** Source records follows **
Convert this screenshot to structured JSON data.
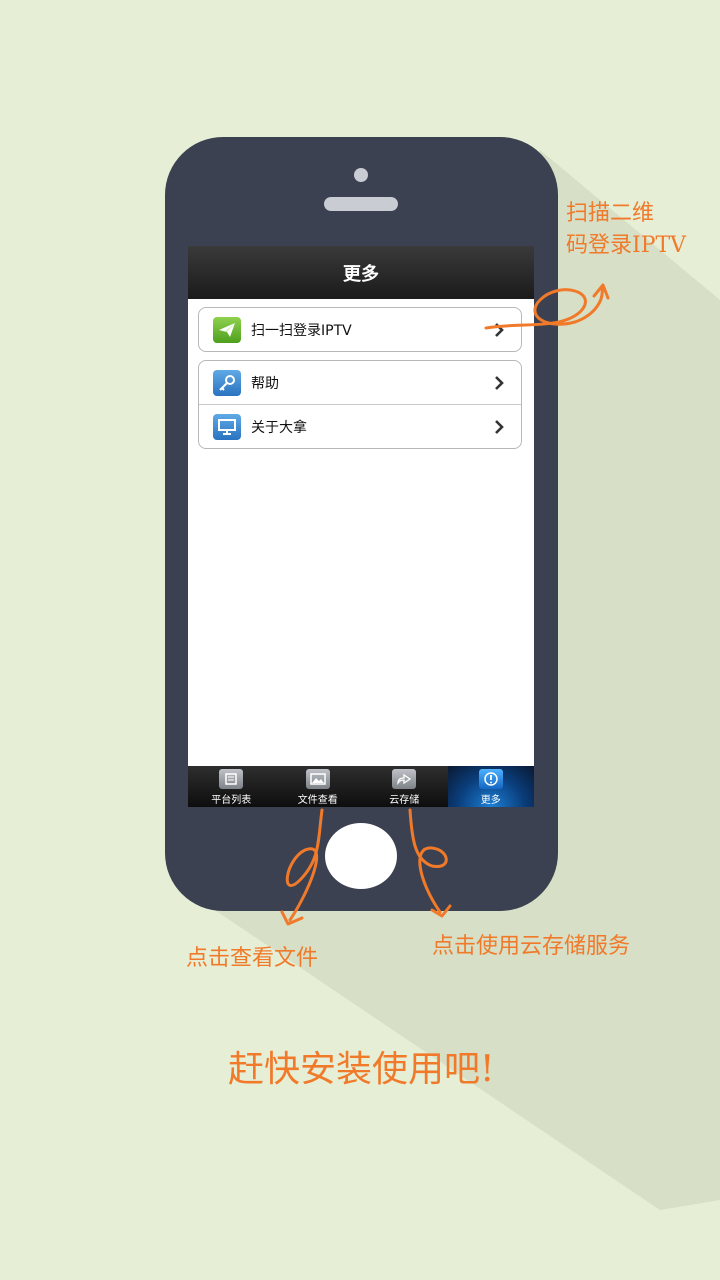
{
  "screen": {
    "nav_title": "更多",
    "menu": [
      {
        "label": "扫一扫登录IPTV",
        "icon": "paper-plane-icon"
      },
      {
        "label": "帮助",
        "icon": "key-icon"
      },
      {
        "label": "关于大拿",
        "icon": "monitor-icon"
      }
    ],
    "tabs": [
      {
        "label": "平台列表",
        "icon": "list-icon"
      },
      {
        "label": "文件查看",
        "icon": "picture-icon"
      },
      {
        "label": "云存储",
        "icon": "cloud-share-icon"
      },
      {
        "label": "更多",
        "icon": "info-icon",
        "active": true
      }
    ]
  },
  "annotations": {
    "scan": "扫描二维\n码登录IPTV",
    "view_files": "点击查看文件",
    "cloud": "点击使用云存储服务",
    "cta": "赶快安装使用吧!"
  },
  "colors": {
    "background": "#e6efd6",
    "phone_body": "#3b4150",
    "annotation": "#f07a2a",
    "active_tab": "#1b7fd6"
  }
}
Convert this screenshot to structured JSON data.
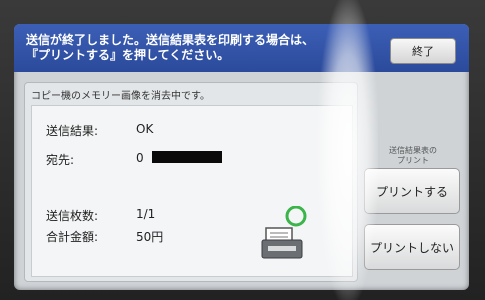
{
  "header": {
    "message": "送信が終了しました。送信結果表を印刷する場合は、\n『プリントする』を押してください。",
    "end_button": "終了"
  },
  "panel": {
    "title": "コピー機のメモリー画像を消去中です。",
    "rows": [
      {
        "label": "送信結果:",
        "value": "OK"
      },
      {
        "label": "宛先:",
        "value": "0"
      },
      {
        "label": "送信枚数:",
        "value": "1/1"
      },
      {
        "label": "合計金額:",
        "value": "50円"
      }
    ]
  },
  "side": {
    "caption": "送信結果表の\nプリント",
    "print_button": "プリントする",
    "no_print_button": "プリントしない"
  },
  "icons": {
    "printer": "printer-icon",
    "status_ring": "status-ring-icon"
  },
  "colors": {
    "header": "#2b4a9b",
    "ring": "#3bb44a"
  }
}
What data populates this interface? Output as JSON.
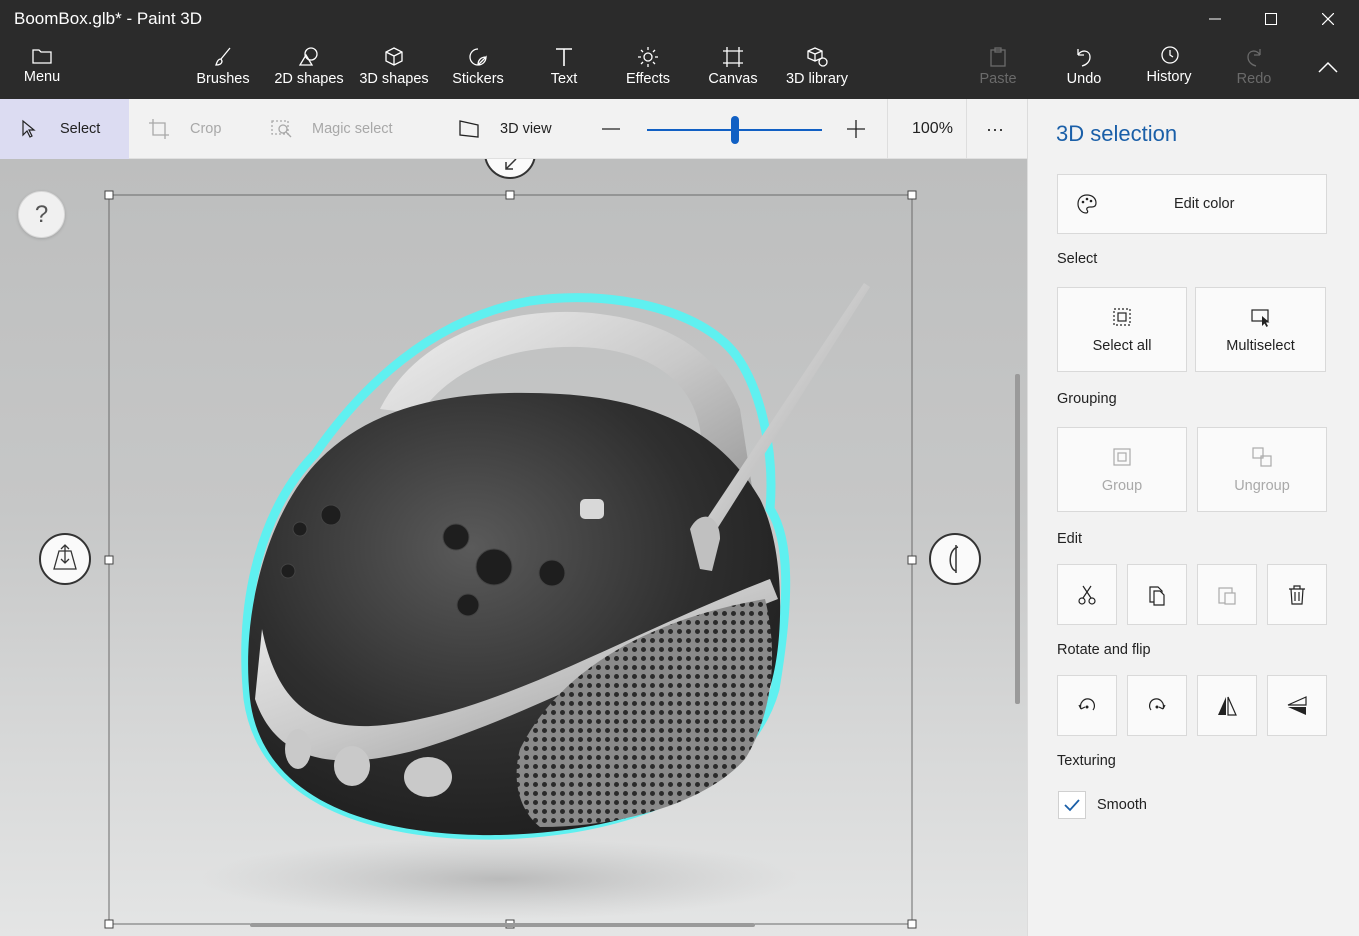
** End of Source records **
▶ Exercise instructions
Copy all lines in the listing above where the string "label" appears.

▶ Problem solution
        "label": "扫一扫登录IPTV",
        "label": "帮助",
        "label": "关于大拿",
        "label": "平台列表",
        "label": "文件查看",
        "label": "云存储",
        "label": "更多",
        "label": "送信結果:",
        "label": "宛先:",
        "label": "送信枚数:",
        "label": "合計金額:",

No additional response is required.